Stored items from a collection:
=== Begin Enclosure ===
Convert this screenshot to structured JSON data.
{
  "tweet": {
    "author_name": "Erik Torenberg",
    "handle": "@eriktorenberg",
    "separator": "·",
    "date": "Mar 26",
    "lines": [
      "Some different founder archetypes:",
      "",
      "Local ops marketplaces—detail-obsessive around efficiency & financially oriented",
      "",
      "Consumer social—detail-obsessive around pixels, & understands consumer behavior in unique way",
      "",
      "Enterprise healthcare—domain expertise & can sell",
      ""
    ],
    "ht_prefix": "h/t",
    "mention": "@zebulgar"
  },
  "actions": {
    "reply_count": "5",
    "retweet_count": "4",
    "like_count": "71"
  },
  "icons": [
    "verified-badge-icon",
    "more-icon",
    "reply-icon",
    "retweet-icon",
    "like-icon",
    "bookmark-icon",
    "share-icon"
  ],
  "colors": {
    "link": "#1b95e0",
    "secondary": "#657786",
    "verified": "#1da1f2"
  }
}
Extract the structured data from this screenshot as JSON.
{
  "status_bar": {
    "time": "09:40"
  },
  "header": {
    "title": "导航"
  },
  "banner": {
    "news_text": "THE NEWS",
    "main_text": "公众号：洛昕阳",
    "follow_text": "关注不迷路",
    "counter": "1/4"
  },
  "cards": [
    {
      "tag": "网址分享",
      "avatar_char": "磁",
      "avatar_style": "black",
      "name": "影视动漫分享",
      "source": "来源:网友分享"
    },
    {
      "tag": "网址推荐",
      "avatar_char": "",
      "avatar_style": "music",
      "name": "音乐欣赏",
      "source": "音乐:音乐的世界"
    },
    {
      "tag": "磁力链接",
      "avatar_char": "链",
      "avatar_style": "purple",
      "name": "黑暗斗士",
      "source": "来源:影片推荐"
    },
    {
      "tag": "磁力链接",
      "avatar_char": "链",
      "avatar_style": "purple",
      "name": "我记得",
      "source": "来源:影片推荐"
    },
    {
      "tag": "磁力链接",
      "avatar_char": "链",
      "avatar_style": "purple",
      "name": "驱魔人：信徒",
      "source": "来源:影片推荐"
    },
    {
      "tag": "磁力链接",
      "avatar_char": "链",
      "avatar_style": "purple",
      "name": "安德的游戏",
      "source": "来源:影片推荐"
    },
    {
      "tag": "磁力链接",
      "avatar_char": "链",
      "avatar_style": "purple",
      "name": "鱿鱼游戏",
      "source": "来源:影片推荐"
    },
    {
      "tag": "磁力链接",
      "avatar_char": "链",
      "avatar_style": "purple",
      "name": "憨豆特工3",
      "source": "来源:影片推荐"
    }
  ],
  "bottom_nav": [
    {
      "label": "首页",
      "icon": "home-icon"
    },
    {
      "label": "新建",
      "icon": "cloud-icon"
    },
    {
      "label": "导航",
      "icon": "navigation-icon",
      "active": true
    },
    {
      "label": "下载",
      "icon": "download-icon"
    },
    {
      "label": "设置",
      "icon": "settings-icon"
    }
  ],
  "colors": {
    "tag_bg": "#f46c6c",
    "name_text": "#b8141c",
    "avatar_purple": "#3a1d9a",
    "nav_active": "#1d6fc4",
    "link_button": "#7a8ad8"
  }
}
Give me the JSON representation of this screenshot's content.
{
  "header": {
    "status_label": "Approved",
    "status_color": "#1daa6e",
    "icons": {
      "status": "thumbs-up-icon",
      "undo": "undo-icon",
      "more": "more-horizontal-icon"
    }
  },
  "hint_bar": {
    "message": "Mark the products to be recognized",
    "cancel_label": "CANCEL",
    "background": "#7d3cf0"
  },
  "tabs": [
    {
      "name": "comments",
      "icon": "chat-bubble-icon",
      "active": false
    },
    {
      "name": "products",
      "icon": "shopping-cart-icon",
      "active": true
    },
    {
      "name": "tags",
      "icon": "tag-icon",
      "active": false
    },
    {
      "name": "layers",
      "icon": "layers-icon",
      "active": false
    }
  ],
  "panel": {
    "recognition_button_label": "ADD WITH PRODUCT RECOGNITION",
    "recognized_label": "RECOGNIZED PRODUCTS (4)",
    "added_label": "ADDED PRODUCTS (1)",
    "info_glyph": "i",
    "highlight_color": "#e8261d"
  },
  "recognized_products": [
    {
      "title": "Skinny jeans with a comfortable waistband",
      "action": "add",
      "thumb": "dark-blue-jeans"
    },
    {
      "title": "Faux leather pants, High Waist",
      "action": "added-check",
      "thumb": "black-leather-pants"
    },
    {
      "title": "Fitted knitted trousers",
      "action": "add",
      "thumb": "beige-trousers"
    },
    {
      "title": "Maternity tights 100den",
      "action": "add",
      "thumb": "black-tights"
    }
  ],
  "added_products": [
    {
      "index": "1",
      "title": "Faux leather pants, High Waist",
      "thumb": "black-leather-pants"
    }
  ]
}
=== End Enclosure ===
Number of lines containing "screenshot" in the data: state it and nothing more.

Output for this task: 3